[[ Source data, beginning ]]

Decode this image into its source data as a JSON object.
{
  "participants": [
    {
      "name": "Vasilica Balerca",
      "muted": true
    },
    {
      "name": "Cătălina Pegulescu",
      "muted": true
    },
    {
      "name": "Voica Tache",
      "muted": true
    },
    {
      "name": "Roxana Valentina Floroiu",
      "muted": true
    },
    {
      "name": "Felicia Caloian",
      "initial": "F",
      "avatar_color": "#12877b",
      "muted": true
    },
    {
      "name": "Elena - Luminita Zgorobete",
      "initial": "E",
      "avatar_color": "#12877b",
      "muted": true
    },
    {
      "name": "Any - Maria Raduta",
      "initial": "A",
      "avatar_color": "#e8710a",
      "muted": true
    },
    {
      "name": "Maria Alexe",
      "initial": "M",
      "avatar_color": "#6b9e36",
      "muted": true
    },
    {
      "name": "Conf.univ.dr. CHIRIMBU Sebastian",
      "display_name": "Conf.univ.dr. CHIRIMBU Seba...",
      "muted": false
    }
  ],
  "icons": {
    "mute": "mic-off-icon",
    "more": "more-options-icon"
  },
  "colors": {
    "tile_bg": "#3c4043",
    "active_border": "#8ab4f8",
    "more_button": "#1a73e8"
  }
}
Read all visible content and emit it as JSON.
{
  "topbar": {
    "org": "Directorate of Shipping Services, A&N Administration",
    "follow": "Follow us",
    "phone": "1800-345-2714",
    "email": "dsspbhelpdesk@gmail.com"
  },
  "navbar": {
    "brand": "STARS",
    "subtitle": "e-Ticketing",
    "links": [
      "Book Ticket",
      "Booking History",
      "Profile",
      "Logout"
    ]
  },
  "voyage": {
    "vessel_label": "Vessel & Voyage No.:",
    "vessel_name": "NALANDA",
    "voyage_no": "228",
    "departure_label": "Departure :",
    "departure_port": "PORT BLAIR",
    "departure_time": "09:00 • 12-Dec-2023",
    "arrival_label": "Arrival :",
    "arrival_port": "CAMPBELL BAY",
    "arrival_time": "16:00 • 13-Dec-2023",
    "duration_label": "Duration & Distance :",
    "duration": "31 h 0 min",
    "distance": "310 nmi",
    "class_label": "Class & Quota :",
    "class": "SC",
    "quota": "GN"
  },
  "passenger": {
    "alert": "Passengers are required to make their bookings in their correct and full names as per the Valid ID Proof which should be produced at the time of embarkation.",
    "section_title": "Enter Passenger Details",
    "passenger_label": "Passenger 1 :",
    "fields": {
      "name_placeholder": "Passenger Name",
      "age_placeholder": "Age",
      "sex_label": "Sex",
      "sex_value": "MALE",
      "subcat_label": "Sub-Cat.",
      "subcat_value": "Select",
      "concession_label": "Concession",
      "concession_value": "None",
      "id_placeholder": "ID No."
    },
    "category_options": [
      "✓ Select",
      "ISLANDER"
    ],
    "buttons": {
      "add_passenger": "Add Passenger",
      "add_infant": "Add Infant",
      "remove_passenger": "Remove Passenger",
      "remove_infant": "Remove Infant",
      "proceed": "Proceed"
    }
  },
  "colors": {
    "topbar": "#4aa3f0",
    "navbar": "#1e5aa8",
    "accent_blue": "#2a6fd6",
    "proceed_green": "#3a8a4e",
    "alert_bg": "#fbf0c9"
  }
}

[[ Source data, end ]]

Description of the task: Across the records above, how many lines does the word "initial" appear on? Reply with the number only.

Output of the task: 4